Editor of the site where I found it calls it "the original SF short story". I've read at least one Sanskrit short story from about 200 BC that I would call proper science fiction; so it's not original. But it certainly is the oldest first contact story I've yet read, & generally a fun read.
Wikipedia says it was one of the "probable influences" on H G Wells. And it is obviously influenced by Jonathan Swift's "Gulliver's Travels".
Science part is very flimsy. Philosophical parts fall in two categories: some universal truths still relevant, others relevant only to someone interested in Voltaire's era France.
Story summary.Assume many worlds have human-like creatures. But their size (& also the number of "senses", & life expectancy) depends on the world they're from. Bigger the world, bigger & taller its inhabitants! Hal Clement would advise otherwise, but you have to ignore gravity (& much else) to enjoy this story.
Unnamed human narrator is telling us of a visit to earth of a Sirian "eight leagues, or 24,000 geometrical paces of five feet each, or 120,000 statute feet" tall, along with a Saturnian companion merely "a thousand fathoms high"! Micromegas is the name of Sirian.
Story talks of politics of Micromegas world & narrow-mindedness of certain people. Some bits on being tolerant of differences. Religion. And some things no longer relevant (or at least uninteresting to me).
Size of Micromegas, deductions about his world's size, & his mode of travel.Micromegas' height is "eight leagues, or 24,000 geometrical paces of five feet each, or 120,000 statute feet"!
"his waist should, proportionally, be about 50,000 feet around. His nose being one third the length of his handsome face, and his handsome face being one seventh the height of his handsome body, it follows that the Sirian's nose is some 5,714 statute feet long."

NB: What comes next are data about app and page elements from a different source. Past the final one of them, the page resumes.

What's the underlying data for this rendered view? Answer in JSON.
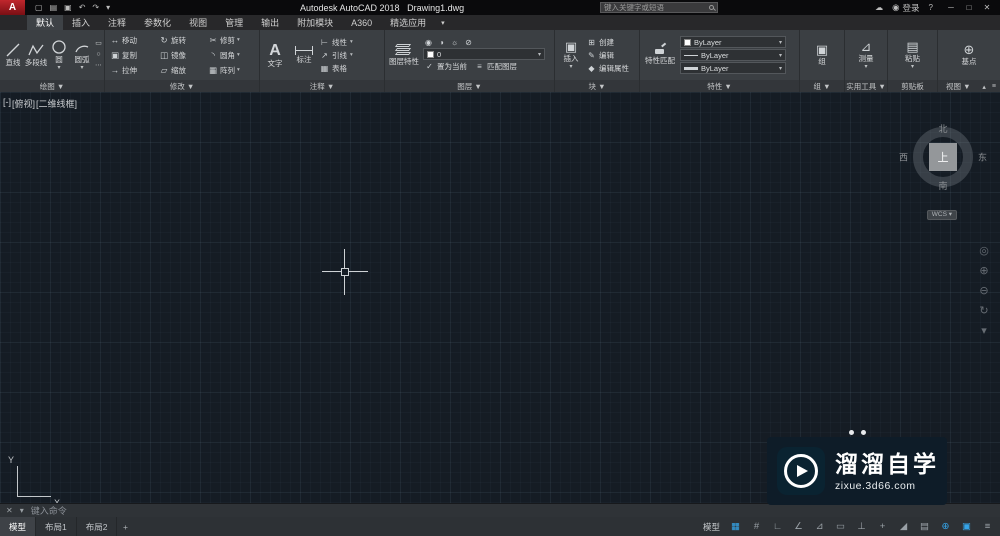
{
  "titlebar": {
    "app_button": "A",
    "qat_icons": [
      {
        "name": "new",
        "glyph": "▢"
      },
      {
        "name": "open",
        "glyph": "▤"
      },
      {
        "name": "save",
        "glyph": "▣"
      },
      {
        "name": "undo",
        "glyph": "↶"
      },
      {
        "name": "redo",
        "glyph": "↷"
      },
      {
        "name": "qat-dropdown",
        "glyph": "▾"
      }
    ],
    "title": "Autodesk AutoCAD 2018   Drawing1.dwg",
    "search_placeholder": "键入关键字或短语",
    "cloud_icon": "☁",
    "signin_label": "登录",
    "person_icon": "◉",
    "help_icon": "?",
    "window": {
      "minimize": "─",
      "maximize": "□",
      "close": "✕"
    }
  },
  "ribbon_tabs": {
    "items": [
      "默认",
      "插入",
      "注释",
      "参数化",
      "视图",
      "管理",
      "输出",
      "附加模块",
      "A360",
      "精选应用"
    ],
    "overflow_icon": "▾"
  },
  "panels": {
    "draw": {
      "footer": "绘图 ▼",
      "items": [
        {
          "label": "直线"
        },
        {
          "label": "多段线"
        },
        {
          "label": "圆",
          "caret": "▾"
        },
        {
          "label": "圆弧",
          "caret": "▾"
        }
      ],
      "extra_icons": [
        {
          "glyph": "▭"
        },
        {
          "glyph": "○"
        },
        {
          "glyph": "⋯"
        }
      ]
    },
    "modify": {
      "footer": "修改 ▼",
      "items": [
        {
          "glyph": "↔",
          "label": "移动"
        },
        {
          "glyph": "↻",
          "label": "旋转"
        },
        {
          "glyph": "✂",
          "label": "修剪",
          "caret": "▾"
        },
        {
          "glyph": "▣",
          "label": "复制"
        },
        {
          "glyph": "◫",
          "label": "镜像"
        },
        {
          "glyph": "◝",
          "label": "圆角",
          "caret": "▾"
        },
        {
          "glyph": "→",
          "label": "拉伸"
        },
        {
          "glyph": "▱",
          "label": "缩放"
        },
        {
          "glyph": "▦",
          "label": "阵列",
          "caret": "▾"
        }
      ]
    },
    "annotate": {
      "footer": "注释 ▼",
      "text_icon": "A",
      "text_label": "文字",
      "dim_label": "标注",
      "items": [
        {
          "glyph": "⊢",
          "label": "线性",
          "caret": "▾"
        },
        {
          "glyph": "↗",
          "label": "引线",
          "caret": "▾"
        },
        {
          "glyph": "▦",
          "label": "表格"
        }
      ]
    },
    "layers": {
      "footer": "图层 ▼",
      "big_label": "图层特性",
      "tool_icons": [
        "◉",
        "◑",
        "☼",
        "⊘"
      ],
      "dropdown_value": "0",
      "dropdown_caret": "▾",
      "items": [
        {
          "glyph": "✓",
          "label": "置为当前"
        },
        {
          "glyph": "≡",
          "label": "匹配图层"
        }
      ]
    },
    "block": {
      "footer": "块 ▼",
      "big_label": "插入",
      "big_glyph": "▣",
      "big_caret": "▾",
      "items": [
        {
          "glyph": "⊞",
          "label": "创建"
        },
        {
          "glyph": "✎",
          "label": "编辑"
        },
        {
          "glyph": "◆",
          "label": "编辑属性"
        }
      ]
    },
    "properties": {
      "footer": "特性 ▼",
      "big_label": "特性匹配",
      "caret": "▾",
      "dropdowns": [
        {
          "value": "ByLayer"
        },
        {
          "value": "ByLayer"
        },
        {
          "value": "ByLayer"
        }
      ]
    },
    "group": {
      "footer": "组 ▼",
      "big_label": "组",
      "glyph": "▣"
    },
    "utilities": {
      "footer": "实用工具 ▼",
      "big_label": "测量",
      "glyph": "⊿",
      "caret": "▾"
    },
    "clipboard": {
      "footer": "剪贴板",
      "big_label": "粘贴",
      "glyph": "▤",
      "caret": "▾"
    },
    "view_panel": {
      "footer": "视图 ▼",
      "big_label": "基点",
      "glyph": "⊕"
    },
    "ribbon_controls": {
      "collapse": "▴",
      "options": "≡"
    }
  },
  "canvas": {
    "viewport_menu": "[-]",
    "view_name": "[俯视]",
    "visual_style": "[二维线框]"
  },
  "viewcube": {
    "up": "上",
    "north": "北",
    "south": "南",
    "east": "东",
    "west": "西",
    "wcs": "WCS ▾"
  },
  "navbar_icons": [
    {
      "name": "navigation-wheel",
      "glyph": "◎"
    },
    {
      "name": "zoom-in",
      "glyph": "⊕"
    },
    {
      "name": "zoom-out",
      "glyph": "⊖"
    },
    {
      "name": "orbit",
      "glyph": "↻"
    },
    {
      "name": "showmotion",
      "glyph": "▾"
    }
  ],
  "ucs": {
    "y_label": "Y",
    "x_label": "X"
  },
  "command_line": {
    "close_icon": "✕",
    "recent_icon": "▾",
    "placeholder": "键入命令"
  },
  "statusbar": {
    "layout_tabs": [
      {
        "label": "模型",
        "active": true
      },
      {
        "label": "布局1",
        "active": false
      },
      {
        "label": "布局2",
        "active": false
      }
    ],
    "new_layout_icon": "+",
    "model_label": "模型",
    "icons": [
      {
        "name": "grid",
        "glyph": "▦",
        "active": true
      },
      {
        "name": "snap-mode",
        "glyph": "#",
        "active": false
      },
      {
        "name": "ortho",
        "glyph": "∟",
        "active": false
      },
      {
        "name": "polar-tracking",
        "glyph": "∠",
        "active": false
      },
      {
        "name": "isometric-drafting",
        "glyph": "⊿",
        "active": false
      },
      {
        "name": "dynamic-input",
        "glyph": "▭",
        "active": false
      },
      {
        "name": "object-snap",
        "glyph": "⊥",
        "active": false
      },
      {
        "name": "object-snap-tracking",
        "glyph": "+",
        "active": false
      },
      {
        "name": "annotation-scale",
        "glyph": "◢",
        "active": false
      },
      {
        "name": "workspace-switching",
        "glyph": "▤",
        "active": false
      },
      {
        "name": "graphics-performance",
        "glyph": "⊕",
        "active": true
      },
      {
        "name": "isolate-objects",
        "glyph": "▣",
        "active": true
      },
      {
        "name": "customization",
        "glyph": "≡",
        "active": false
      }
    ]
  },
  "watermark": {
    "brand": "溜溜自学",
    "url": "zixue.3d66.com"
  }
}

"When Micromegas was about 450 years old, and already passing out of childhood, he dissected, with the aid of powerful microscopes, many little insects less than 100 feet in diameter".
His kind are equipped with "nearly a thousand senses".
From visitor's size, narrator is deducing the size of his world! - "a circumference 24,000 times greater than our little Earth."
He traveled through space "sometimes by means of a sunbeam, and sometimes with the help of a comet".
- "I have seen mortals far below us, and others greatly superior; but I have seen none who have not more desires than real wants, and more wants than they can satisfy."
- "I have been in countries where life is a thousand times longer than with us, and yet have heard murmurs of its brevity even there. But people of good sense exist everywhere, who know how to make the most of what they have, and to thank the Author of nature."
- "I see differences everywhere, but everywhere also a due proportion. Your globe is small; you who inhabit it are small likewise; you have few senses; the matter comprising your world has few properties".
- "we should judge nothing by its apparent importance."
- "at this very moment there are 100,000 fools of our species who wear hats, slaying 100,000 fellow creatures who wear turbans, or being massacred by them... The dispute concerns a lump of clay ... no bigger than your heel. Not that a single one of those millions of men who get their throats cut has the slightest interest in this clod of earth. The only point in question is whether it shall belong to a certain man who is called Sultan, or another who, I know not why, is called Caesar. Neither has seen, or is ever likely to see, the little corner of ground which is the bone of contention; and hardly one of those animals, who are cutting each other's throats has ever seen the animal for whom they fight so desperately."
- "Since you belong to the small number of wise men, and apparently do not kill anyone for money, tell me, pray, how you occupy yourselves."
"We dissect flies, ... measure distances, calculate numbers, agree upon two or three points we understand, and dispute two or three thousand points of which we know nothing."
- "what do you mean by spirit?"
"I have no idea of its meaning, except that it is said to be independent of matter."
Fact sheet.First published: 1752. There seems to be some dispute on this.
Download full text from The Wondersmith.
Caution: This download link points to text that has been edited by site owner to "correct" some of its "many mathematical blunders, factual errors, and implausibilities". I personally prefer unadulterated originals, but I realized the edited bit only after reading it (I normally read editorial introductions after reading the story). A little web search should, however, be able to locate an original version.
Related: All stories of Voltaire.